## WHAT TO PRODUCE
Find the lines in the records below that contain "raised", and report each of them.
*** DATA EXCERPTS Section Begins ***
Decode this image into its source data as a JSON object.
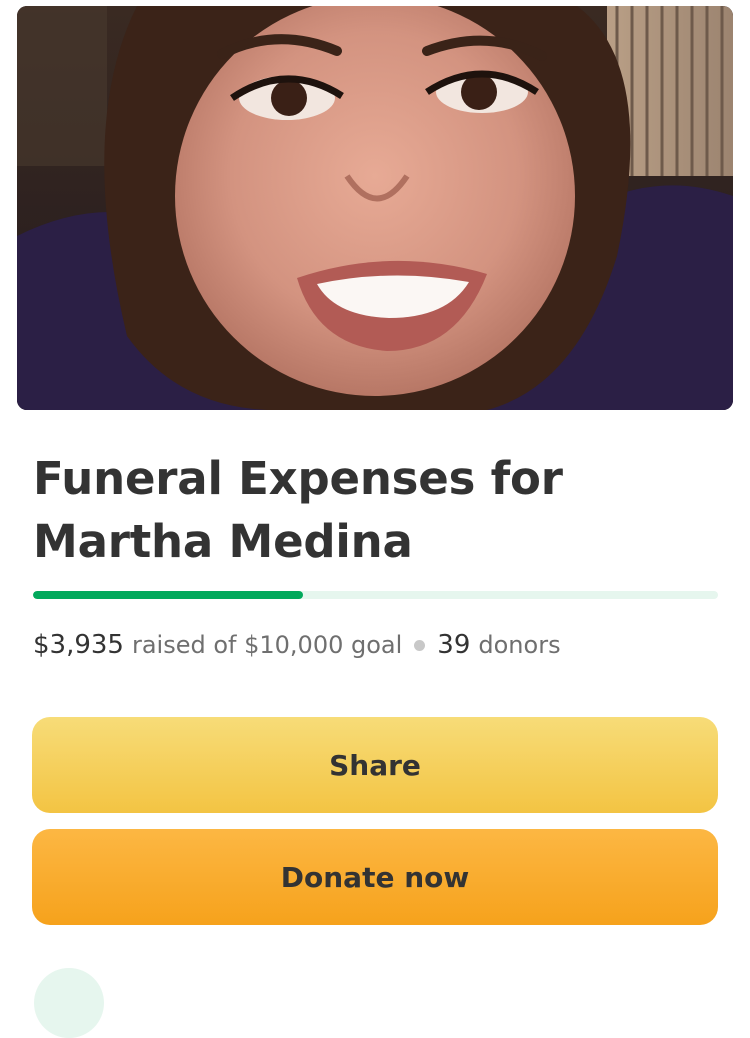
{
  "campaign": {
    "title": "Funeral Expenses for Martha Medina",
    "raised": "$3,935",
    "raised_text": "raised of $10,000 goal",
    "donor_count": "39",
    "donors_label": "donors",
    "progress_fraction": 0.3935
  },
  "actions": {
    "share_label": "Share",
    "donate_label": "Donate now"
  },
  "colors": {
    "progress_fill": "#02a95c",
    "progress_track": "#e6f6ee",
    "share_button": "#f5d05e",
    "donate_button": "#f9ac2e",
    "text_primary": "#333333",
    "text_secondary": "#6f6f6f"
  }
}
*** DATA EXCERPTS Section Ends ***
## ANSWER
    "raised": "$3,935",
    "raised_text": "raised of $10,000 goal",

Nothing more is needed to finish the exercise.